With February quickly approaching it marks the time of year for our annual pilgrimage to the Pennsylvania Education Technology Expo & Conference (PETE&C) in Hershey, Pennsylvania. Over the years the conference has grown in both attendance and topics and has now expanded to two hotels and conference centers.
I’m always surprised to learn that some districts prevent teachers from attending, while others (like ours) maliciously keep a spreadsheet of teacher attendance to ensure that everyone has an opportunity to attend and that no one misses the opportunity to learn.
The prep work takes time – from getting substitutes and School Board approval to organizing travel arrangements but the benefits of having a team attend a conference are very powerful. Teachers need and want professional development to grow their skills, deepen their understanding of content knowledge, and develop new classroom strategies. Student needs seem to change as quickly as technology, large conferences such as PETE&C allow teachers to discuss best practices and classroom techniques with other teachers from different districts with different experiences and expertise. I’ve written about the value and importance of professional development at Garnet Valley and the work our LEAP Committee and administration has done to personalized professional learning for our teachers. Conferences like PETE&C provide a nice supplement to professional learning for districts and if done correctly, create teacher leaders who become turn around trainers for newly learned material. Aside from the main focus of the conference, there are a few hidden benefits of off-site learning as well:
Grow your professional network
The opportunity to exchange ideas, share resources, and participate in discussions with professionals from other parts of the State is invaluable. There will be many teachers anxious to share twitter handles, lesson plans, activities, and classroom sites. There will be heavy-hitters there as well. Last year’s Keynote, George Couros (@gcouros) gave an amazing talk on the purposeful use of technology and the value of teachers as innovators. Seeing George in person was much more engaging than watching any TED Talk and now our entire faculty and staff will get that same opportunity in August when George visits Garnet Valley on our opening day.
For some teachers, especially new hires, interaction with other teachers can be infrequent and minimal. The busy life of a classroom teacher does not lend itself to having the freedom of socialization during the work day. Preparing activities, answering emails, and returning phone calls, unfortunately, takes precedent to getting to know your colleagues on a personal level. Conferences and off-site professional development opportunities allow teachers to forgo the daily grind and focus on building personal relationships, unwinding, and having a memorable group experience.
Seeing the latest trends in education

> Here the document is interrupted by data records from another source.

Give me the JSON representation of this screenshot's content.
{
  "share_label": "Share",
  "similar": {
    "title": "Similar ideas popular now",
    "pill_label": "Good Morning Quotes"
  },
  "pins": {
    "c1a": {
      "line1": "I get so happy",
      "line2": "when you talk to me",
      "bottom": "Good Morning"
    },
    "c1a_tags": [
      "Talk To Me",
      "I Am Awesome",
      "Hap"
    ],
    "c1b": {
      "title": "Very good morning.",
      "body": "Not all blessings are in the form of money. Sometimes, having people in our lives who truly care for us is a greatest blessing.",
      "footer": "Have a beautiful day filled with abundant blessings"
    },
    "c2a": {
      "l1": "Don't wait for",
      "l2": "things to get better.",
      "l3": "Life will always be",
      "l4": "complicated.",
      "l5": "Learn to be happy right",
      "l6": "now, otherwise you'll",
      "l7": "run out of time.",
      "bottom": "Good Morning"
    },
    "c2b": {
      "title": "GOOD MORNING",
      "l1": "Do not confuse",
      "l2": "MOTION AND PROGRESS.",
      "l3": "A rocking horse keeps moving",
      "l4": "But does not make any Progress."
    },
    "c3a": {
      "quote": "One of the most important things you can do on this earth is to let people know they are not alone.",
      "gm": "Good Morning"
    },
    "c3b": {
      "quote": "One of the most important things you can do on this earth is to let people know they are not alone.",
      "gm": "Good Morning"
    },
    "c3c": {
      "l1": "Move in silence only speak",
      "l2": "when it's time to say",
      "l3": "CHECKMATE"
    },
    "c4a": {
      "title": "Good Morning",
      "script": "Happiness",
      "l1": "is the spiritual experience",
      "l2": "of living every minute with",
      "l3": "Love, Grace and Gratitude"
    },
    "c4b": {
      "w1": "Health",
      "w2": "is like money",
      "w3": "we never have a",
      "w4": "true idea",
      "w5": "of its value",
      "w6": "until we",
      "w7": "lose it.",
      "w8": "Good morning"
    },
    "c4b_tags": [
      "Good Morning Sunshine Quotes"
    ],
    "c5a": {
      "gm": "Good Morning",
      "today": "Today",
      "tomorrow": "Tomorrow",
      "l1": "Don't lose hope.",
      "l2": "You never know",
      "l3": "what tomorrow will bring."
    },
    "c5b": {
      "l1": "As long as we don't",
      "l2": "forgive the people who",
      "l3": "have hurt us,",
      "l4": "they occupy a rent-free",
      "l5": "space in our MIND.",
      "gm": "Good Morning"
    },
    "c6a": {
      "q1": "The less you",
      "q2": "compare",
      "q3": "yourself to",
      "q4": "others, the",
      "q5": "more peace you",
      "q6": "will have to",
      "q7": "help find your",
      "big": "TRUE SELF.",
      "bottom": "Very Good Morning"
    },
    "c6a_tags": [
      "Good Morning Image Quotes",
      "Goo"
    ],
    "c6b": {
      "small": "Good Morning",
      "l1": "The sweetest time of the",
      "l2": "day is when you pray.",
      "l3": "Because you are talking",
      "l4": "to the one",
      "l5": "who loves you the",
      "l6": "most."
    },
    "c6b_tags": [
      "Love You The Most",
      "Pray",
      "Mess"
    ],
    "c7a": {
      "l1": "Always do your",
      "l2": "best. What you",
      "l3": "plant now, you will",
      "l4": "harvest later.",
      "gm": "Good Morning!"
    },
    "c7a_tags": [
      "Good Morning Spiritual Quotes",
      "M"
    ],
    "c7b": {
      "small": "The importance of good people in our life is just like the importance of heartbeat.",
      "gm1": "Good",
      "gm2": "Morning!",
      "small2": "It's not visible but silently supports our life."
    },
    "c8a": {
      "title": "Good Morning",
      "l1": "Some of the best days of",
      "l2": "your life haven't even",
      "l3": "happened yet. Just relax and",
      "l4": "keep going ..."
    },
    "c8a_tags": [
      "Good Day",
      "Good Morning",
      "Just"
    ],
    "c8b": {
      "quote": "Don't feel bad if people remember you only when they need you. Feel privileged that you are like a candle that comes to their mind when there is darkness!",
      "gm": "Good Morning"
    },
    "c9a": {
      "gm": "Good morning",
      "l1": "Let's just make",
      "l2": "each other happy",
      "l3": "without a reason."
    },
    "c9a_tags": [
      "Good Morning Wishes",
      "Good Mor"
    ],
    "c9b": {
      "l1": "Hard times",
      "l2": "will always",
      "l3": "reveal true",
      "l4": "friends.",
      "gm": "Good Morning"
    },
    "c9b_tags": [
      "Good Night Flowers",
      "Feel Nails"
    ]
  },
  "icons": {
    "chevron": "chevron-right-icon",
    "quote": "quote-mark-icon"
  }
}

Some teachers avoid the Expo center because they don’t have a budget or responsibility to purchase classroom equipment. This is a BIG mistake, as knowing the latest trends in education and seeing what “possibilities” exist are valuable pieces of information for classroom teachers and often promote innovation in the classroom. Teachers should take pictures and get brochures and business cards to bring back to district decision makers. The input from all stakeholders on equipment, software, and “new trends,” allows districts to plan, organize, and budget for years to come.
This year’s conference looks to be a busy one for Garnet Valley. Not only are we taking 15+ teachers and administrators, we are also facilitating a number of different sessions and participating in many discussion groups. We look forward to seeing old colleagues and are excited at the opportunity to make new ones.